• Share your personal experiences in the policy arena.

Regardless of practice setting, there are public policies and legislative initiatives that influence the scope of nursing practice or the amount of available resources to provide patient care or support nursing education. For example, the recent push toward full scope of nursing practice has already influenced the way advanced practice nurses practice in each state. Members of the nursing community, along with a number of stakeholders, are working with state and federal legislative officials to see what legislative and regulatory actions are needed to ensure that nurses are practicing to the full extent of their preparation. The outcomes of these efforts will have huge implications for the nursing profession and the patients we serve. Akin to this are the provisions outlined in the ACA, many of which have direct implications for nurses. Key provisions focused on primary workforce, patient-centered care, nurse-managed health centers, school-based clinics, quality improvement, and patient safety, to name a few. These provisions present opportunities for nurses to pursue leadership roles that will enable them to help implement aspects of the ACA legislation.

What a great time for nurses to contribute to the policy discourse that is taking place on the local, state, and federal level.

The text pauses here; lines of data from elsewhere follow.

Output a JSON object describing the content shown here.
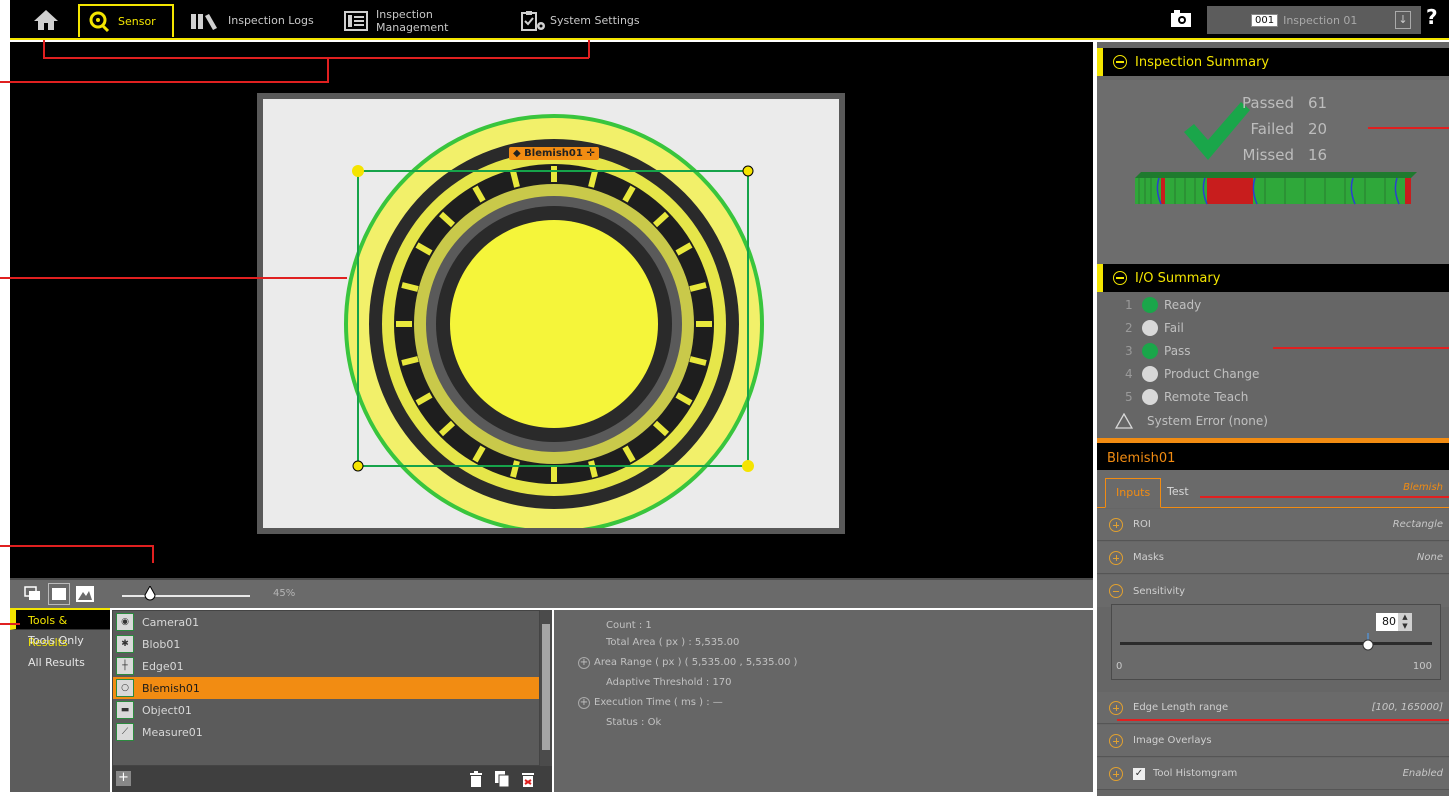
{
  "nav": {
    "tabs": [
      {
        "label": "Sensor",
        "icon": "sensor-icon"
      },
      {
        "label": "Inspection Logs",
        "icon": "books-icon"
      },
      {
        "label": "Inspection Management",
        "icon": "list-icon"
      },
      {
        "label": "System Settings",
        "icon": "clipboard-gear-icon"
      }
    ],
    "inspection_number": "001",
    "inspection_name": "Inspection 01",
    "help": "?"
  },
  "viewer": {
    "tool_label": "Blemish01",
    "zoom": "45%"
  },
  "results_nav": {
    "items": [
      "Tools & Results",
      "Tools Only",
      "All Results"
    ],
    "selected": "Tools & Results"
  },
  "tools": {
    "items": [
      "Camera01",
      "Blob01",
      "Edge01",
      "Blemish01",
      "Object01",
      "Measure01"
    ],
    "selected": "Blemish01"
  },
  "details": {
    "count": "Count :  1",
    "total_area": "Total Area ( px ) :  5,535.00",
    "area_range": "Area Range ( px ) ( 5,535.00 , 5,535.00 )",
    "adaptive_threshold": "Adaptive Threshold :  170",
    "execution_time": "Execution Time ( ms ) : —",
    "status": "Status : Ok"
  },
  "inspection_summary": {
    "title": "Inspection Summary",
    "passed_label": "Passed",
    "passed": "61",
    "failed_label": "Failed",
    "failed": "20",
    "missed_label": "Missed",
    "missed": "16"
  },
  "io_summary": {
    "title": "I/O Summary",
    "items": [
      {
        "num": "1",
        "label": "Ready",
        "state": "on"
      },
      {
        "num": "2",
        "label": "Fail",
        "state": "off"
      },
      {
        "num": "3",
        "label": "Pass",
        "state": "on"
      },
      {
        "num": "4",
        "label": "Product Change",
        "state": "off"
      },
      {
        "num": "5",
        "label": "Remote Teach",
        "state": "off"
      }
    ],
    "system_error": "System Error (none)"
  },
  "tool_panel": {
    "title": "Blemish01",
    "tab_inputs": "Inputs",
    "tab_test": "Test",
    "tool_type": "Blemish",
    "roi_label": "ROI",
    "roi_value": "Rectangle",
    "masks_label": "Masks",
    "masks_value": "None",
    "sensitivity_label": "Sensitivity",
    "sensitivity_value": "80",
    "sensitivity_min": "0",
    "sensitivity_max": "100",
    "edge_label": "Edge Length range",
    "edge_value": "[100, 165000]",
    "overlays_label": "Image Overlays",
    "histogram_label": "Tool Histomgram",
    "histogram_value": "Enabled"
  },
  "colors": {
    "accent_yellow": "#f3e500",
    "accent_orange": "#f28c12",
    "pass_green": "#1aa64a",
    "annotation_red": "#e02020"
  }
}
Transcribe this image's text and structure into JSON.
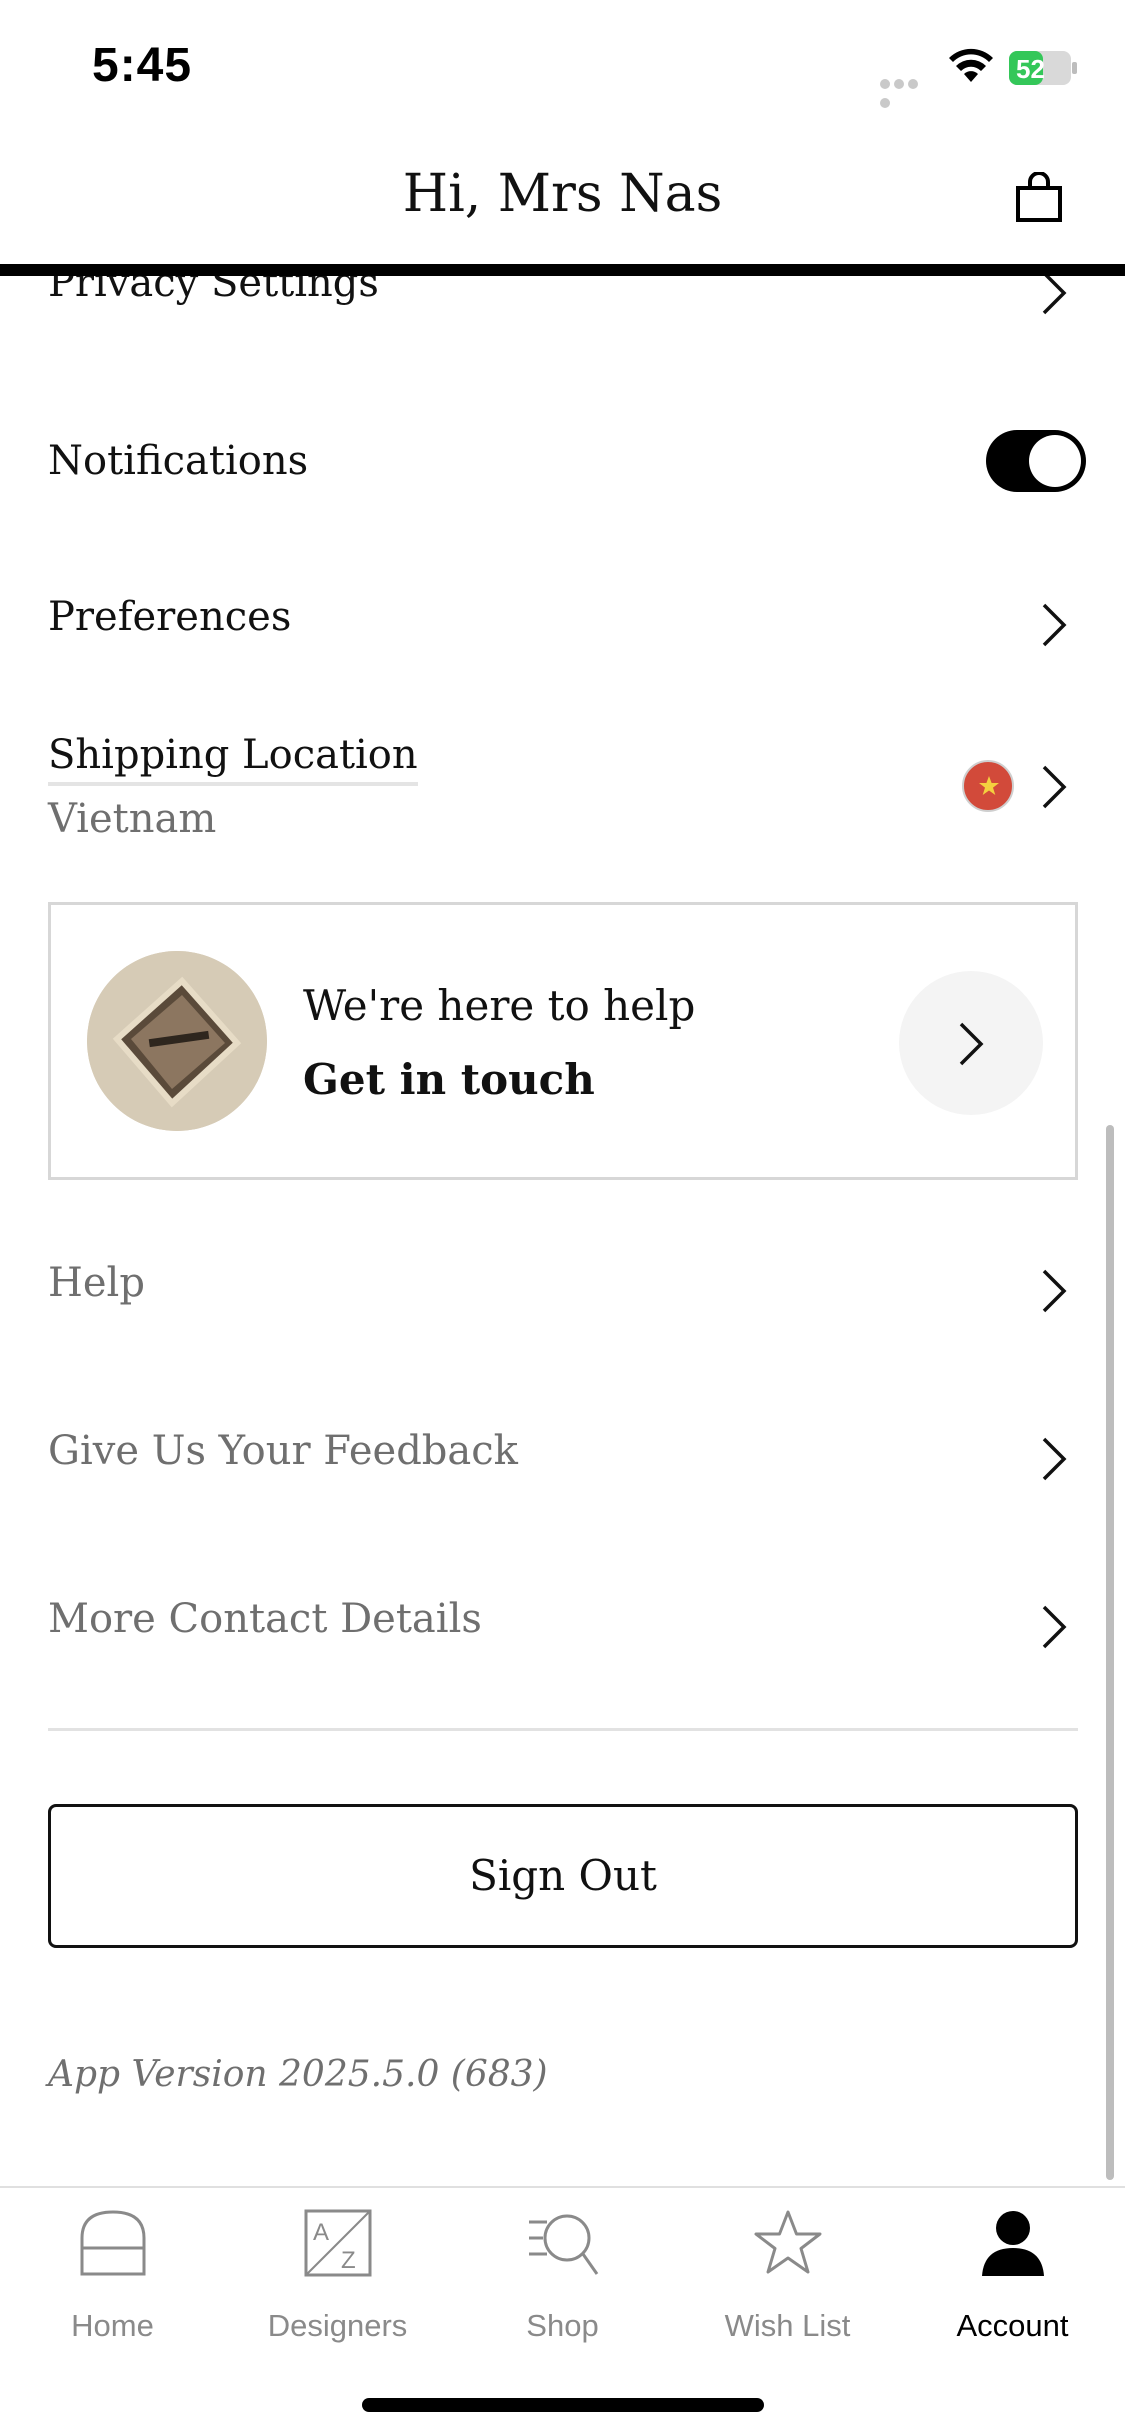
{
  "status_bar": {
    "time": "5:45",
    "battery": "52"
  },
  "header": {
    "title": "Hi, Mrs Nas"
  },
  "menu": {
    "privacy": "Privacy Settings",
    "notifications": "Notifications",
    "notifications_on": true,
    "preferences": "Preferences",
    "shipping_label": "Shipping Location",
    "shipping_value": "Vietnam"
  },
  "help_card": {
    "line1": "We're here to help",
    "line2": "Get in touch"
  },
  "links": {
    "help": "Help",
    "feedback": "Give Us Your Feedback",
    "contact": "More Contact Details"
  },
  "sign_out": "Sign Out",
  "app_version": "App Version 2025.5.0 (683)",
  "tabs": [
    {
      "label": "Home",
      "icon": "home-icon"
    },
    {
      "label": "Designers",
      "icon": "designers-az-icon"
    },
    {
      "label": "Shop",
      "icon": "shop-search-icon"
    },
    {
      "label": "Wish List",
      "icon": "star-icon"
    },
    {
      "label": "Account",
      "icon": "account-icon",
      "active": true
    }
  ],
  "colors": {
    "accent": "#000000",
    "muted": "#6f6f6f",
    "flag_red": "#d24a3a",
    "flag_star": "#f4d03f"
  }
}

From the new grad to the more seasoned professional, nurses are encouraged to become familiar with the policy-making process and identify ways in which they can make a meaningful contribution to improving the quality of patient care and advancing the profession through advocacy and political activism.


Health Policy Resources

American Association of Colleges of Nursing Government Affairs
www.aacn.nche.edu/government-affairs

American Nurses Association Policy & Advocacy
www.nursingworld.org/MainMenuCategories/Policy-Advocacy

Center on Budget and Policy Priorities
www.cbpp.org

GovTrack (site for tracking legislative bills)
www.govtrack.us

Kaiser Family Foundation
http://kff.org

National Conference of State Legislatures
www.ncsl.org

National League for Nursing Advocacy & Public Policy
www.nln.org/advocacy-public-policy

Office of Legislative Policy and Analysis
https://olpa.od.nih.gov

Office of Minority Health
www.minorityhealth.hhs.gov